### INSTRUCTIONS FOR THE TASK
Whenever a line in this data holds the word "wheelofnames", report that line in full.

INFORMATION SHOWN START

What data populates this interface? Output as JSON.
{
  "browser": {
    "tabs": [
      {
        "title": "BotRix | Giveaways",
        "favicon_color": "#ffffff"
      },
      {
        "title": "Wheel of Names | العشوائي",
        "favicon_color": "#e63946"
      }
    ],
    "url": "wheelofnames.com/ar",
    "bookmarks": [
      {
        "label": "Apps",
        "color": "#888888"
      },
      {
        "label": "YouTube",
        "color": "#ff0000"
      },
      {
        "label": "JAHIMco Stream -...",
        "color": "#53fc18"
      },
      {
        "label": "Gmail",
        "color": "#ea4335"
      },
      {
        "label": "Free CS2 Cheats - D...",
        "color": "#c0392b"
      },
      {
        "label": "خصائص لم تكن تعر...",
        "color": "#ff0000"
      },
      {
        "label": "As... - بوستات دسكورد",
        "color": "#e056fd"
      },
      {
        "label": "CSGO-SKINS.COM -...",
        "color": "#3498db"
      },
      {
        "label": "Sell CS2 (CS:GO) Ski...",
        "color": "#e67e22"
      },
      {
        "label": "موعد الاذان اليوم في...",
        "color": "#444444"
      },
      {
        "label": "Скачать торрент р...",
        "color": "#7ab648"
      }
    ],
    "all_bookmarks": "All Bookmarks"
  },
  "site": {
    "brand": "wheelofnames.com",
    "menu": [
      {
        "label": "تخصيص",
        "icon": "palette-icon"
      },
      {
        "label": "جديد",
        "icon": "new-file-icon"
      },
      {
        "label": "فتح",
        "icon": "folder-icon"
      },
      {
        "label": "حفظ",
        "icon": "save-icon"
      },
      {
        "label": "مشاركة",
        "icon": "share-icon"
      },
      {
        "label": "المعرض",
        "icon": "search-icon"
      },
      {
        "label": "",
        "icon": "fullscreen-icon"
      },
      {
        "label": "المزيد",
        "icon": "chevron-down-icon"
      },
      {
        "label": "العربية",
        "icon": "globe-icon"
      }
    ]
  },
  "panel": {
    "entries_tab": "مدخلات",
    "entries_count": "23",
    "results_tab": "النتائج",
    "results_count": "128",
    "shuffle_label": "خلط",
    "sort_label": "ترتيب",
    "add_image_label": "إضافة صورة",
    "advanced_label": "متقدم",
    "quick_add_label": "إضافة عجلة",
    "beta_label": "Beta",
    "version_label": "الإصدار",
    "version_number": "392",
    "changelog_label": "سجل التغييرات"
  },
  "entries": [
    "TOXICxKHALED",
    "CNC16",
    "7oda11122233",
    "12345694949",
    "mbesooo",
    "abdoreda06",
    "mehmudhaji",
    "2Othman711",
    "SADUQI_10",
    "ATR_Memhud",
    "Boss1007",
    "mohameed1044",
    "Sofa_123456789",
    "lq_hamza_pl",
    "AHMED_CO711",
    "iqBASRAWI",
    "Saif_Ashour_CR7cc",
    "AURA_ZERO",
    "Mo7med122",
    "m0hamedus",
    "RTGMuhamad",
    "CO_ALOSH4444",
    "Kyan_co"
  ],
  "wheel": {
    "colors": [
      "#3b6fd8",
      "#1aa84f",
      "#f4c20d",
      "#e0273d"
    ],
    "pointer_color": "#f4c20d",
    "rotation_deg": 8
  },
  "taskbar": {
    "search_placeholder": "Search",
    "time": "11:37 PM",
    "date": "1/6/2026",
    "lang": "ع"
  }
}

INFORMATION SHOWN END
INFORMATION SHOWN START

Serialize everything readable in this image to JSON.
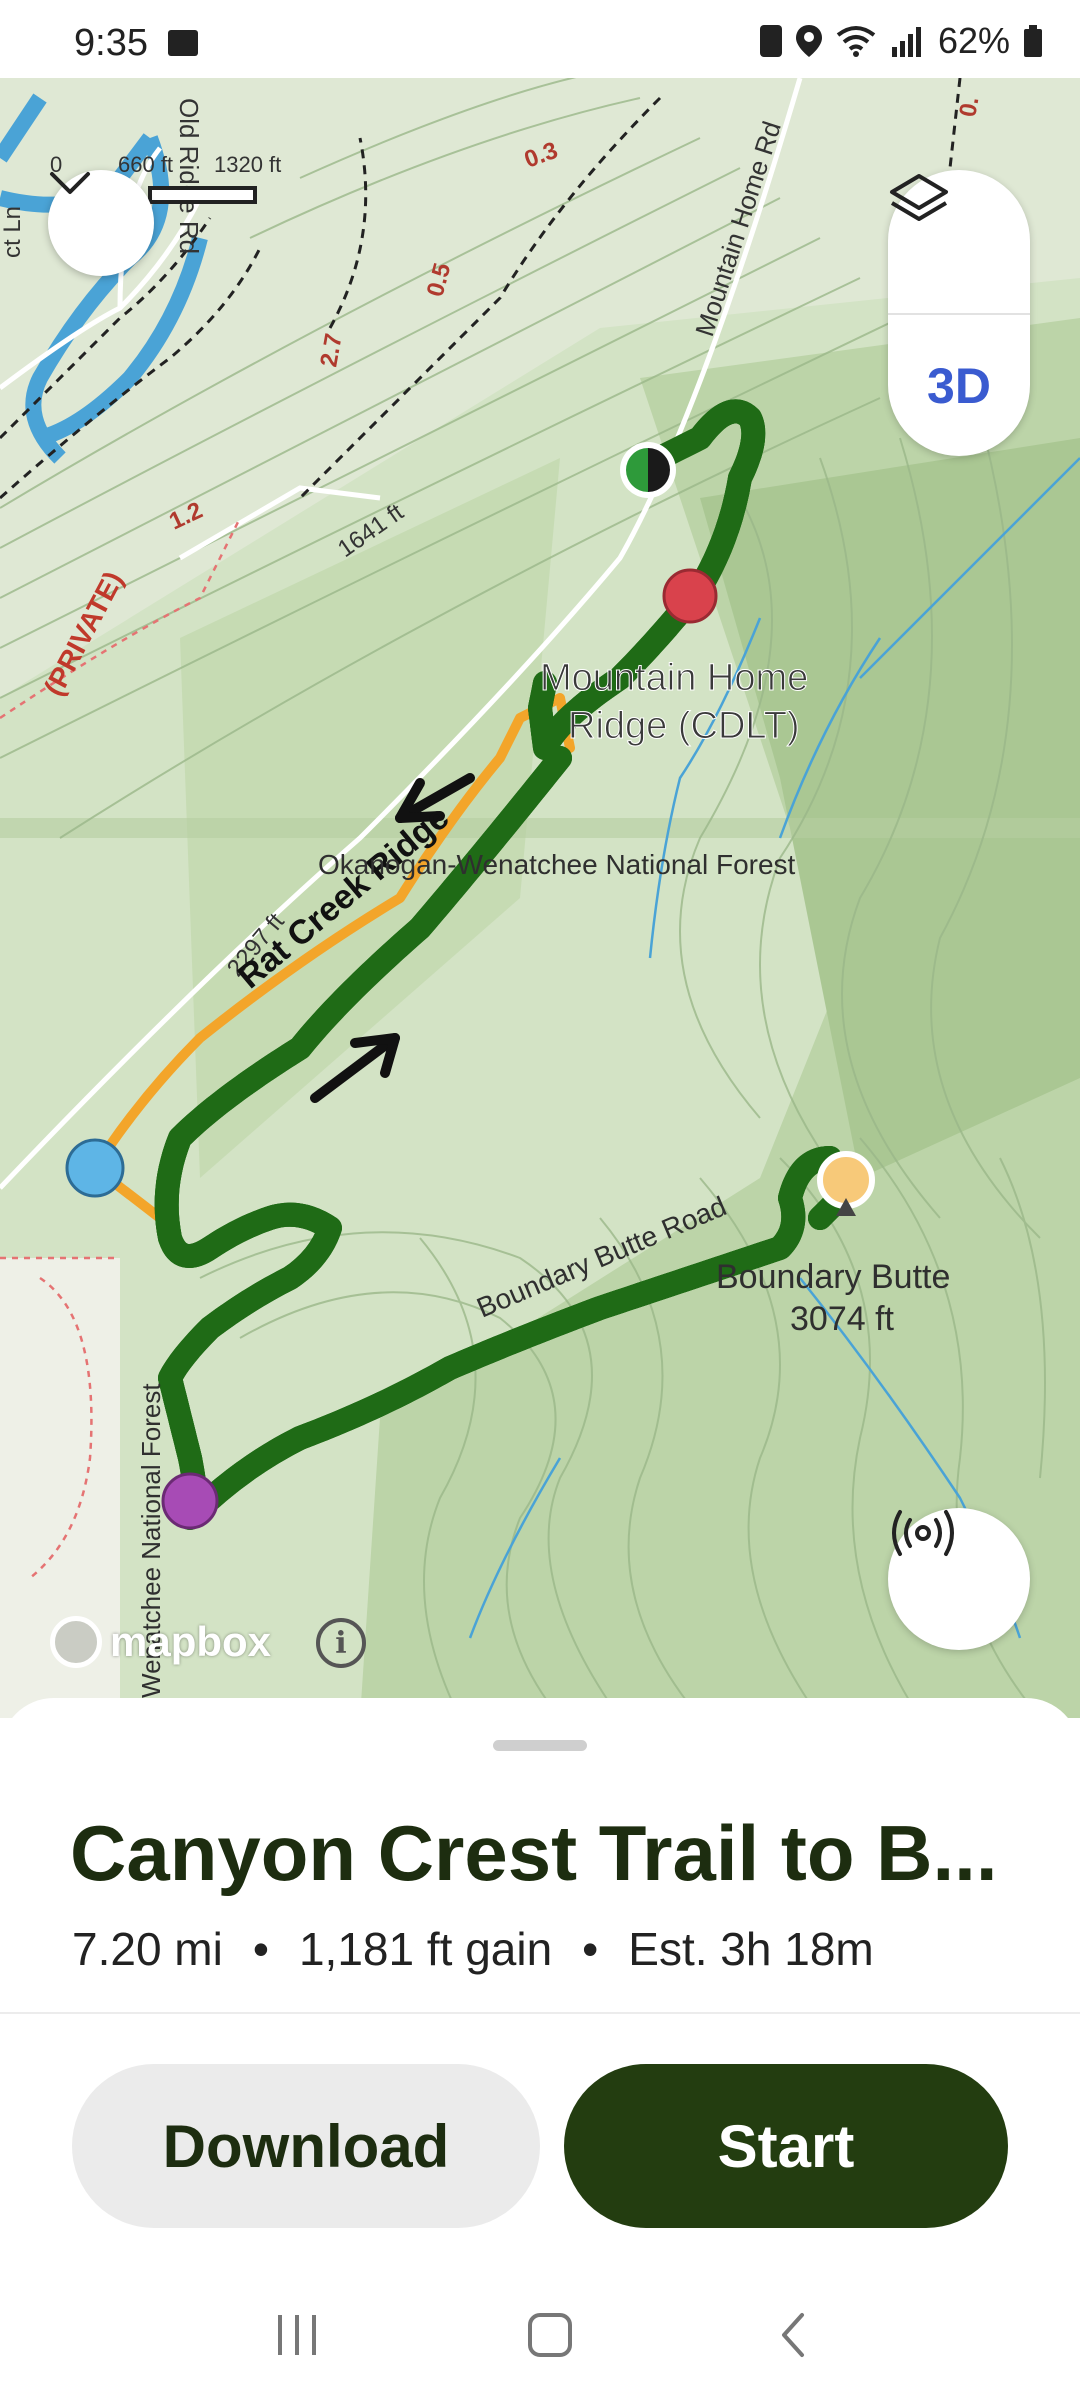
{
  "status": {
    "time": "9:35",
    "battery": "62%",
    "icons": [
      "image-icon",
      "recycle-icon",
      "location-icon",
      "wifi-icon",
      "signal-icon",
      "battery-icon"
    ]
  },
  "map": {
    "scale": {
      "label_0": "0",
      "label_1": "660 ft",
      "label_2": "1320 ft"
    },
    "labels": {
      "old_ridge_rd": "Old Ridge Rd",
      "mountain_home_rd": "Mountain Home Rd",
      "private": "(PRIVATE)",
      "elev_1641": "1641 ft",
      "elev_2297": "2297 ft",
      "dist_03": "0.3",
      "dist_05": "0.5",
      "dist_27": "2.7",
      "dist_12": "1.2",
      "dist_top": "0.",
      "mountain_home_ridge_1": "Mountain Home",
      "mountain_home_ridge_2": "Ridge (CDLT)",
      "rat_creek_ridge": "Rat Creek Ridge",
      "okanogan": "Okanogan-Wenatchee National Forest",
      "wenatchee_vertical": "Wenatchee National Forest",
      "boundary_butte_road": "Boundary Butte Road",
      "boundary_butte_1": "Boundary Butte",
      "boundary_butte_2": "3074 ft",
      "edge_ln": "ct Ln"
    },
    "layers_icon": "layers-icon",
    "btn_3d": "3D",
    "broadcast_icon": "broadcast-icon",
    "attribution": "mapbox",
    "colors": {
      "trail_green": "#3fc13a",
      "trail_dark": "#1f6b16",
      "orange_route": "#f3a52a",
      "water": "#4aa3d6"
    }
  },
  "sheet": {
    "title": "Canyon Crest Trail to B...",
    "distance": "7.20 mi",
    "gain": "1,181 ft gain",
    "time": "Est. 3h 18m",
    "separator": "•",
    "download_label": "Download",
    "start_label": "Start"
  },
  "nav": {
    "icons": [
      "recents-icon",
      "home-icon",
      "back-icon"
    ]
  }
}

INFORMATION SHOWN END

### ANSWER SECTION
    "url": "wheelofnames.com/ar",
    "brand": "wheelofnames.com",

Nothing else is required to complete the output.